## What is required
Once the pictures are set aside, retype the remaining entries exactly.

Dataset entries:
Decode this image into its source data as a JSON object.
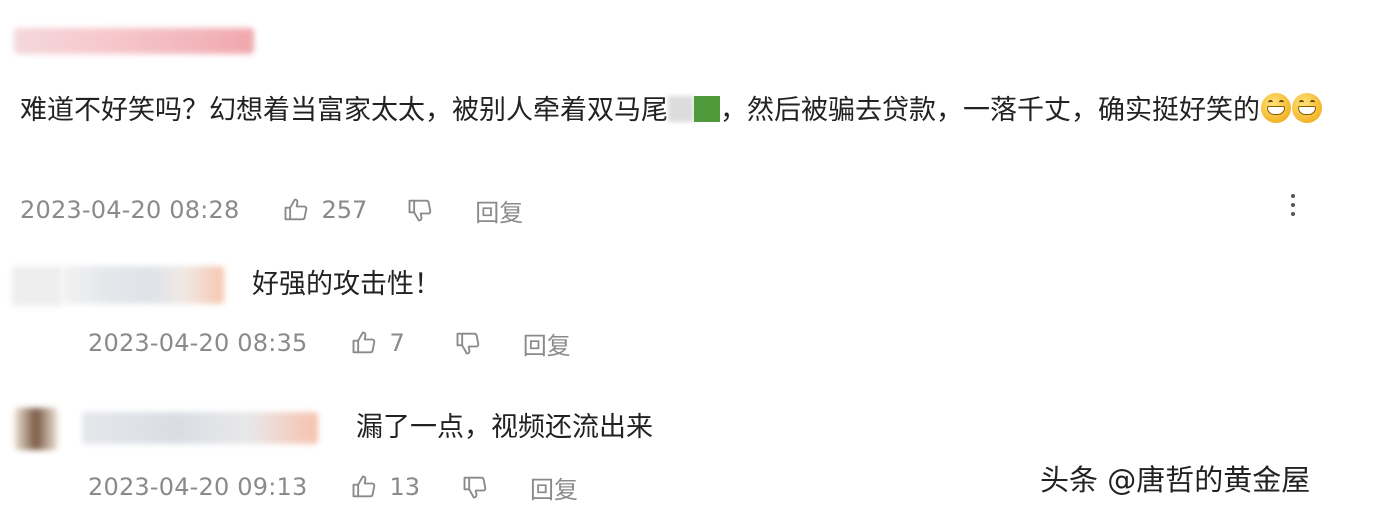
{
  "comments": [
    {
      "text_before": "难道不好笑吗？幻想着当富家太太，被别人牵着双马尾",
      "text_after": "，然后被骗去贷款，一落千丈，确实挺好笑的",
      "emoji": [
        "grin-emoji",
        "grin-emoji"
      ],
      "time": "2023-04-20 08:28",
      "likes": "257",
      "reply_label": "回复"
    },
    {
      "text": "好强的攻击性！",
      "time": "2023-04-20 08:35",
      "likes": "7",
      "reply_label": "回复"
    },
    {
      "text": "漏了一点，视频还流出来",
      "time": "2023-04-20 09:13",
      "likes": "13",
      "reply_label": "回复"
    }
  ],
  "icons": {
    "like": "thumbs-up-icon",
    "dislike": "thumbs-down-icon",
    "more": "more-vertical-icon"
  },
  "watermark": "头条 @唐哲的黄金屋",
  "colors": {
    "text": "#222222",
    "meta": "#8a8a8a"
  }
}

## Result
Decode this image into its source data as a JSON object.
{
  "comments": [
    {
      "text_before": "难道不好笑吗？幻想着当富家太太，被别人牵着双马尾",
      "text_after": "，然后被骗去贷款，一落千丈，确实挺好笑的",
      "emoji": [
        "grin-emoji",
        "grin-emoji"
      ],
      "time": "2023-04-20 08:28",
      "likes": "257",
      "reply_label": "回复"
    },
    {
      "text": "好强的攻击性！",
      "time": "2023-04-20 08:35",
      "likes": "7",
      "reply_label": "回复"
    },
    {
      "text": "漏了一点，视频还流出来",
      "time": "2023-04-20 09:13",
      "likes": "13",
      "reply_label": "回复"
    }
  ],
  "icons": {
    "like": "thumbs-up-icon",
    "dislike": "thumbs-down-icon",
    "more": "more-vertical-icon"
  },
  "watermark": "头条 @唐哲的黄金屋",
  "colors": {
    "text": "#222222",
    "meta": "#8a8a8a"
  }
}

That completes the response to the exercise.